→ **AIM OF THE EXERCISE**
Find the word "this" in the data. Return every line where it appears.

→ **RECORDS FOR PROCESSING**
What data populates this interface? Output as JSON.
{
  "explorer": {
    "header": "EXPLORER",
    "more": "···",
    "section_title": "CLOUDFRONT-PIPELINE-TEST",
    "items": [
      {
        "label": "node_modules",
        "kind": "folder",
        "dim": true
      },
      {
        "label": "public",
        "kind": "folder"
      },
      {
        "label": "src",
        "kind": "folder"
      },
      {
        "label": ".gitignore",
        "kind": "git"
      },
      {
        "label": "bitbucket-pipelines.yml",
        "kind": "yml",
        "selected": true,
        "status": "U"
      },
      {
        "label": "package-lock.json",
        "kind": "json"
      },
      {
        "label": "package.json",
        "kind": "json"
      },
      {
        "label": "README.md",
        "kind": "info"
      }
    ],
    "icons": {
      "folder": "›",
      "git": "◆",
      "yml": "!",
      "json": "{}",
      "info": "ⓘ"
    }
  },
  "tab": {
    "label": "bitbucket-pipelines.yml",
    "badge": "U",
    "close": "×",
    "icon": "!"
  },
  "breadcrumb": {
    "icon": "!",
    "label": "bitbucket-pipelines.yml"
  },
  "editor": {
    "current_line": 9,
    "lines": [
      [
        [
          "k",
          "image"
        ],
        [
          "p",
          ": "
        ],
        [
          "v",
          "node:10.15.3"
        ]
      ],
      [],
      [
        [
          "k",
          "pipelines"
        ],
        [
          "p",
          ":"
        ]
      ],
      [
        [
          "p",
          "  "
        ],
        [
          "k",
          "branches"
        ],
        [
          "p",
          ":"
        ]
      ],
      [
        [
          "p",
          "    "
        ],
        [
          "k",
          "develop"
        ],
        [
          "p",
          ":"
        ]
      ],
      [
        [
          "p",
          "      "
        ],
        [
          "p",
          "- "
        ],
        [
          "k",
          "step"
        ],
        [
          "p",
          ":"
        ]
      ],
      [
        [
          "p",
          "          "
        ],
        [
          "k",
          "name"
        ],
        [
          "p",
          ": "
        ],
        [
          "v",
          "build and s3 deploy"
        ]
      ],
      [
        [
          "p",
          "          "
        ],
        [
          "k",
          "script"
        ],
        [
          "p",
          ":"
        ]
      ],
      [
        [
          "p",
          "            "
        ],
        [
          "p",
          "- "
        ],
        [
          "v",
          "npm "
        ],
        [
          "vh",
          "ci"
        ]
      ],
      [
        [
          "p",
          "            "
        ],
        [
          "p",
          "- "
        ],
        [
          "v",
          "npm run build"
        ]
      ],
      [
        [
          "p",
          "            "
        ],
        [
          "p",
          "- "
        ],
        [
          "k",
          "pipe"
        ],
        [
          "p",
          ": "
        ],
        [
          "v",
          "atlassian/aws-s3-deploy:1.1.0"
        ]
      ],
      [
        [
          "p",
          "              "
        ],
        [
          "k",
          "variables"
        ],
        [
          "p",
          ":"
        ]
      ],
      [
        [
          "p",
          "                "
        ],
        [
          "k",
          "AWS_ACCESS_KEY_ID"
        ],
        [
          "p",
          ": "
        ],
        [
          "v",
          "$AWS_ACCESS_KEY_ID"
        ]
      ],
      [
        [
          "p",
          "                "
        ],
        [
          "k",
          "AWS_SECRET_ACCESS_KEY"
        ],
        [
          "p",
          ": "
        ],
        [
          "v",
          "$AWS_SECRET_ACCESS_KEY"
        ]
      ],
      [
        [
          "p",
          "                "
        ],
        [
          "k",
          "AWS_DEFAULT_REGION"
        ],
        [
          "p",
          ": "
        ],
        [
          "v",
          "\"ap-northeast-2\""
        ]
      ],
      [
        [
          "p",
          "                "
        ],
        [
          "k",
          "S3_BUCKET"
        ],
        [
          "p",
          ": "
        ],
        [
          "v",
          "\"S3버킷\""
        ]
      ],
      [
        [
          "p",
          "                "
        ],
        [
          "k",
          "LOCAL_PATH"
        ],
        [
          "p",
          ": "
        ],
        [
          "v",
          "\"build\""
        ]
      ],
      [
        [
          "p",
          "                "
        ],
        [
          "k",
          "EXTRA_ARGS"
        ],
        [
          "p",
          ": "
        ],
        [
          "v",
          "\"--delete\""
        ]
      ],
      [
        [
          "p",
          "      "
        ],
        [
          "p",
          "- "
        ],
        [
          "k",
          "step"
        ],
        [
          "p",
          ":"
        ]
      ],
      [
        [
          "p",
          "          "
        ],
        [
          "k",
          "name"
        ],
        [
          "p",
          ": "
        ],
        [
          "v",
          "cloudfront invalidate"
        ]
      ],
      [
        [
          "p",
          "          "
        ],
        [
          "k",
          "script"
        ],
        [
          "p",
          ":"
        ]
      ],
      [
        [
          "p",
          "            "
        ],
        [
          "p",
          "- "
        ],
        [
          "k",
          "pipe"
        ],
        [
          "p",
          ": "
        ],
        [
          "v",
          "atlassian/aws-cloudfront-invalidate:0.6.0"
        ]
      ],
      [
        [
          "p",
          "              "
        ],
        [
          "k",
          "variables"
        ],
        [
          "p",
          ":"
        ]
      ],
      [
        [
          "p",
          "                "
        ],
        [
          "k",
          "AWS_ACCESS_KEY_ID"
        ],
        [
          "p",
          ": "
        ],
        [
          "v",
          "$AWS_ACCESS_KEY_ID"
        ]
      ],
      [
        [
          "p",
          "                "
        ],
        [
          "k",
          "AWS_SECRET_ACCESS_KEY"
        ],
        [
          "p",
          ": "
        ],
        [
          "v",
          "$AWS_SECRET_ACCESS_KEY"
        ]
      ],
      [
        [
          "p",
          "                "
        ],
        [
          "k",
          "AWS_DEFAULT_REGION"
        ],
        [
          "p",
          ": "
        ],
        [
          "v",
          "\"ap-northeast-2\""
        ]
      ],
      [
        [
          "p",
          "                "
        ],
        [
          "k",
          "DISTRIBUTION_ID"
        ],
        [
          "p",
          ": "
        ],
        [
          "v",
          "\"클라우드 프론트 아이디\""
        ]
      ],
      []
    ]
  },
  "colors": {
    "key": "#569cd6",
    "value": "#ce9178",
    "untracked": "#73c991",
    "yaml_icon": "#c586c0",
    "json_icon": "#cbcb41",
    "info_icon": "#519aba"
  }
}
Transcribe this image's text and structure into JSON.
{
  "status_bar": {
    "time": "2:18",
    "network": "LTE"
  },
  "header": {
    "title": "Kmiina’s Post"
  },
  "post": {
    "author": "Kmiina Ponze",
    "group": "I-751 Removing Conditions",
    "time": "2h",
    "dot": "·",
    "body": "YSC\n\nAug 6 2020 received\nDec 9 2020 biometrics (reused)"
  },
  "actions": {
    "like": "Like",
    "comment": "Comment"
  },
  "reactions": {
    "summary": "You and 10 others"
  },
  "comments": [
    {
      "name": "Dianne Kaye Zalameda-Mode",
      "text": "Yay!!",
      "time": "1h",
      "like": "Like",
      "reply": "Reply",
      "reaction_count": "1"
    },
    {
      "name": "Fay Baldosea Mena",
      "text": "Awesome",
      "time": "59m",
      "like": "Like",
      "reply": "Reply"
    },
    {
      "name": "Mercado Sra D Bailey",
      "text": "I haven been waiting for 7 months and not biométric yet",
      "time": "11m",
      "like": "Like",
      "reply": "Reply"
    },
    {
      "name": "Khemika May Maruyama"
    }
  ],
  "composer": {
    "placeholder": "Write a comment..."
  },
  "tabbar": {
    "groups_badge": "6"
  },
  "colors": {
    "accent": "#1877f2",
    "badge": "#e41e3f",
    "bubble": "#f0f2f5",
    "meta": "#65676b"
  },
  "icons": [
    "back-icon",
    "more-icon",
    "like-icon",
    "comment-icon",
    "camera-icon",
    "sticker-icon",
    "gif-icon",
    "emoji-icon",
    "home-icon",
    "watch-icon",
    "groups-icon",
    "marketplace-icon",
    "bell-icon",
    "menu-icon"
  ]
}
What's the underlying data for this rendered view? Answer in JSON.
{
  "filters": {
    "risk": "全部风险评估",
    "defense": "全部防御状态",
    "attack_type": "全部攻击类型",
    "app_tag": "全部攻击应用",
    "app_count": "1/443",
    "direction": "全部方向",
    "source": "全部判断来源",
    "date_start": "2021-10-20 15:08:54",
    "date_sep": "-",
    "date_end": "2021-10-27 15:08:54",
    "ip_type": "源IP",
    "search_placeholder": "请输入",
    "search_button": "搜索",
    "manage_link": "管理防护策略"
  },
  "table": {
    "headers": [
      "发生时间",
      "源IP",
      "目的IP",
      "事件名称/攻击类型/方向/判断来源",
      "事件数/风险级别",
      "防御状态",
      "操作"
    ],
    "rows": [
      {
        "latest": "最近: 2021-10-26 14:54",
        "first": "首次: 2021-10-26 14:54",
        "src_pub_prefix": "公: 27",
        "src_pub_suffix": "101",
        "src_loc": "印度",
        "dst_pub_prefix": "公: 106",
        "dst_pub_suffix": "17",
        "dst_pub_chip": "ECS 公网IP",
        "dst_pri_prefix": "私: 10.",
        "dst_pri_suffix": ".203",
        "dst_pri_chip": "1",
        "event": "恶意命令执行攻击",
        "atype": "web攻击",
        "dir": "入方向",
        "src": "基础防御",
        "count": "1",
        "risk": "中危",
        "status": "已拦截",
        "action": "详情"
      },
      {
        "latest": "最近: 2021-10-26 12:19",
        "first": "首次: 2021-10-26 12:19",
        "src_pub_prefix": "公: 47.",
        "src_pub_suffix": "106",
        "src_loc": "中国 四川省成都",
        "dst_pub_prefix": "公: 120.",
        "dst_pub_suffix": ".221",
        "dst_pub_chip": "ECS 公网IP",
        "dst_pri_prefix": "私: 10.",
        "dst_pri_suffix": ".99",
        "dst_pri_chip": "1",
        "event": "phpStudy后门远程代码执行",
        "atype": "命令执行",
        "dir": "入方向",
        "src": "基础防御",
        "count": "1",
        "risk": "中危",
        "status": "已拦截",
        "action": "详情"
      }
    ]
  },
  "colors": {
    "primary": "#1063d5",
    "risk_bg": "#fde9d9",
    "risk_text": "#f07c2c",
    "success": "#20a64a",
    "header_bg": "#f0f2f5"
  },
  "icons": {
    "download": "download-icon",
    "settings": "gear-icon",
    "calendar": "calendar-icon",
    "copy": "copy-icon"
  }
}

→ **ANSWER BOX**
What data populates this interface? Output as JSON.
Transcribe this image's text and structure into JSON.
What's the underlying data for this rendered view? Answer in JSON.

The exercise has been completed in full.